Copy out all lines of the records in which the word "ramp" appears.

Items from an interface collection
■ ■ ■ ■ ■ ■ ■
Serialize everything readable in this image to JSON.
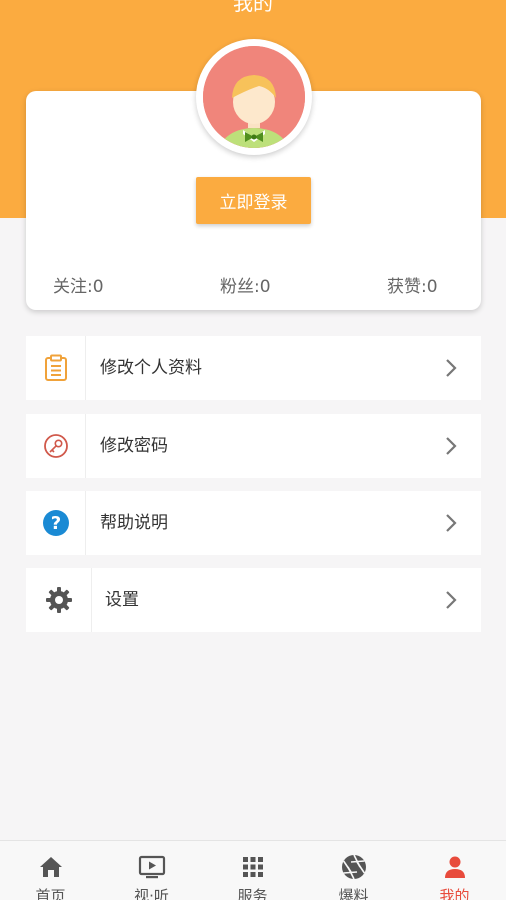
{
  "header": {
    "title": "我的"
  },
  "profile": {
    "login_label": "立即登录",
    "stats": [
      {
        "label": "关注:",
        "value": "0"
      },
      {
        "label": "粉丝:",
        "value": "0"
      },
      {
        "label": "获赞:",
        "value": "0"
      }
    ]
  },
  "menu": [
    {
      "label": "修改个人资料",
      "icon": "clipboard-icon"
    },
    {
      "label": "修改密码",
      "icon": "key-icon"
    },
    {
      "label": "帮助说明",
      "icon": "help-icon"
    },
    {
      "label": "设置",
      "icon": "gear-icon"
    }
  ],
  "tabbar": {
    "tabs": [
      {
        "label": "首页",
        "icon": "home-icon"
      },
      {
        "label": "视·听",
        "icon": "tv-play-icon"
      },
      {
        "label": "服务",
        "icon": "grid-icon"
      },
      {
        "label": "爆料",
        "icon": "aperture-icon"
      },
      {
        "label": "我的",
        "icon": "person-icon",
        "active": true
      }
    ]
  },
  "colors": {
    "accent": "#fbab40",
    "tab_active": "#e84b3c",
    "help_blue": "#1a8ad4"
  }
}
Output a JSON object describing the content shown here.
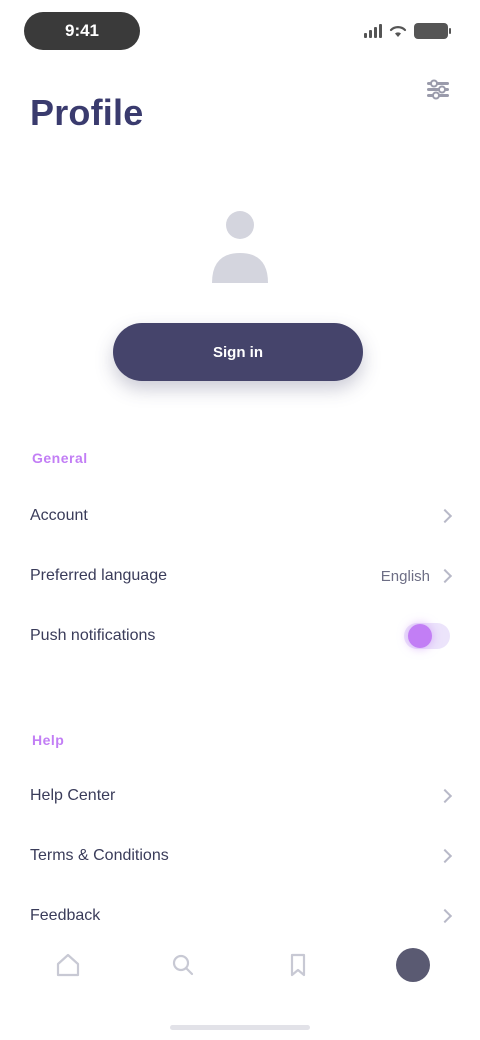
{
  "status_bar": {
    "time": "9:41"
  },
  "header": {
    "title": "Profile",
    "settings_icon": "gear-icon"
  },
  "account": {
    "avatar_icon": "user-icon",
    "sign_in_label": "Sign in"
  },
  "sections": [
    {
      "title": "General",
      "rows": [
        {
          "label": "Account",
          "value": "",
          "control": "chevron"
        },
        {
          "label": "Preferred language",
          "value": "English",
          "control": "chevron"
        },
        {
          "label": "Push notifications",
          "value": "",
          "control": "toggle"
        }
      ]
    },
    {
      "title": "Help",
      "rows": [
        {
          "label": "Help Center",
          "value": "",
          "control": "chevron"
        },
        {
          "label": "Terms & Conditions",
          "value": "",
          "control": "chevron"
        },
        {
          "label": "Feedback",
          "value": "",
          "control": "chevron"
        }
      ]
    }
  ],
  "toggles": {
    "push_notifications_on": true
  },
  "nav": {
    "items": [
      {
        "icon": "home-icon"
      },
      {
        "icon": "search-icon"
      },
      {
        "icon": "bookmark-icon"
      },
      {
        "icon": "profile-icon",
        "active": true
      }
    ]
  },
  "colors": {
    "accent": "#c27ef5",
    "primary": "#45446b",
    "title": "#3a3b6e"
  }
}
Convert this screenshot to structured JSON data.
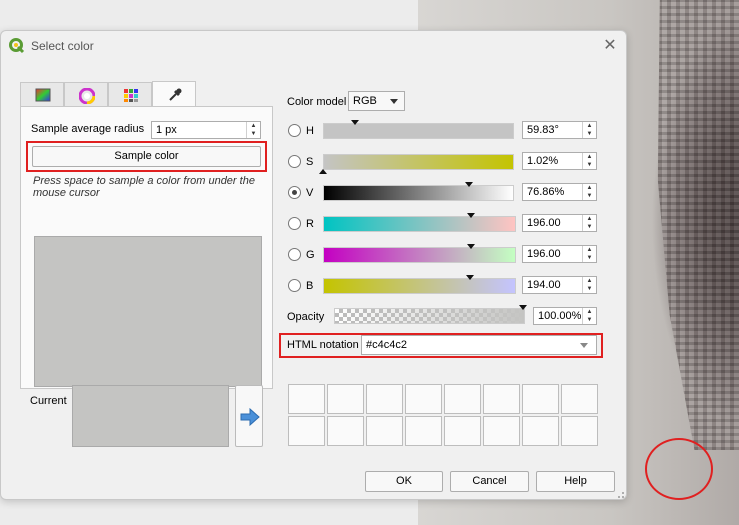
{
  "dialog": {
    "title": "Select color",
    "close_icon": "close-icon"
  },
  "tabs": [
    {
      "name": "color-ramp-tab",
      "icon": "color-ramp-icon"
    },
    {
      "name": "color-wheel-tab",
      "icon": "color-wheel-icon"
    },
    {
      "name": "swatches-tab",
      "icon": "swatches-grid-icon"
    },
    {
      "name": "color-picker-tab",
      "icon": "eyedropper-icon",
      "active": true
    }
  ],
  "sampler": {
    "radius_label": "Sample average radius",
    "radius_value": "1 px",
    "sample_button": "Sample color",
    "hint": "Press space to sample a color from under the mouse cursor"
  },
  "model": {
    "label": "Color model",
    "value": "RGB"
  },
  "components": [
    {
      "key": "H",
      "value": "59.83°",
      "selected": false
    },
    {
      "key": "S",
      "value": "1.02%",
      "selected": false
    },
    {
      "key": "V",
      "value": "76.86%",
      "selected": true
    },
    {
      "key": "R",
      "value": "196.00",
      "selected": false
    },
    {
      "key": "G",
      "value": "196.00",
      "selected": false
    },
    {
      "key": "B",
      "value": "194.00",
      "selected": false
    }
  ],
  "opacity": {
    "label": "Opacity",
    "value": "100.00%"
  },
  "html_notation": {
    "label": "HTML notation",
    "value": "#c4c4c2"
  },
  "current": {
    "label": "Current",
    "color": "#c4c4c2"
  },
  "buttons": {
    "ok": "OK",
    "cancel": "Cancel",
    "help": "Help"
  },
  "colors": {
    "highlight": "#e02020",
    "sampled": "#c4c4c2"
  }
}
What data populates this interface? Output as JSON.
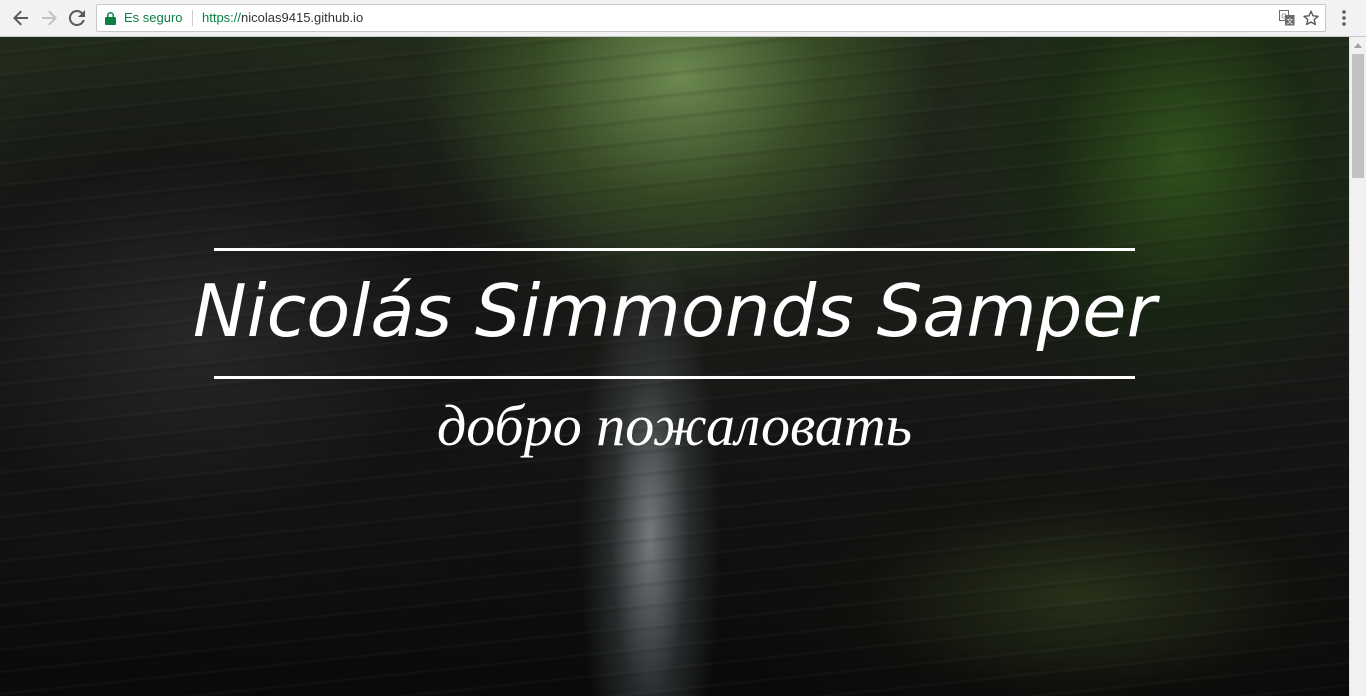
{
  "browser": {
    "security_label": "Es seguro",
    "url_scheme": "https://",
    "url_host": "nicolas9415.github.io",
    "icons": {
      "back": "back-arrow-icon",
      "forward": "forward-arrow-icon",
      "reload": "reload-icon",
      "lock": "lock-icon",
      "translate": "translate-icon",
      "bookmark": "star-icon",
      "menu": "kebab-menu-icon"
    },
    "colors": {
      "secure": "#0b8043",
      "toolbar_bg": "#f2f2f2"
    }
  },
  "hero": {
    "name": "Nicolás Simmonds Samper",
    "greeting": "добро пожаловать",
    "text_color": "#ffffff"
  }
}
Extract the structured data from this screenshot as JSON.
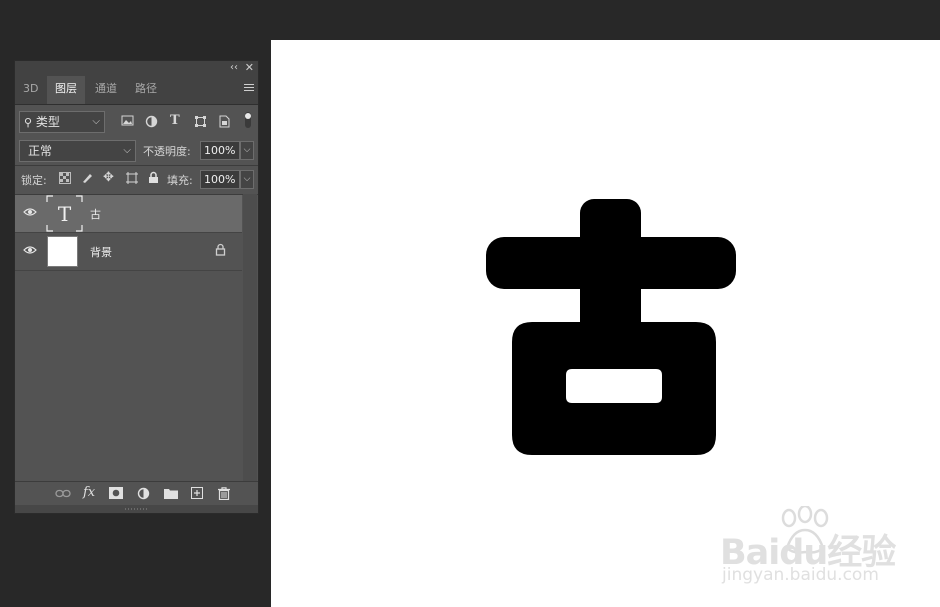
{
  "layers_panel": {
    "tabs": [
      {
        "label": "3D",
        "active": false
      },
      {
        "label": "图层",
        "active": true
      },
      {
        "label": "通道",
        "active": false
      },
      {
        "label": "路径",
        "active": false
      }
    ],
    "filter": {
      "selected": "类型"
    },
    "blend_mode": {
      "selected": "正常"
    },
    "opacity": {
      "label": "不透明度:",
      "value": "100%"
    },
    "lock": {
      "label": "锁定:"
    },
    "fill": {
      "label": "填充:",
      "value": "100%"
    },
    "layers": [
      {
        "name": "古",
        "kind": "text",
        "visible": true,
        "selected": true,
        "locked": false,
        "thumb_glyph": "T"
      },
      {
        "name": "背景",
        "kind": "background",
        "visible": true,
        "selected": false,
        "locked": true
      }
    ]
  },
  "watermark": {
    "brand": "Baidu经验",
    "site": "jingyan.baidu.com"
  },
  "colors": {
    "canvas": "#ffffff",
    "glyph": "#000000",
    "panel": "#535353",
    "workspace": "#282828"
  }
}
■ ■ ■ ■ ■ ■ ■
- _Exercise answer_:
      "name": "color-ramp-tab",
      "icon": "color-ramp-icon"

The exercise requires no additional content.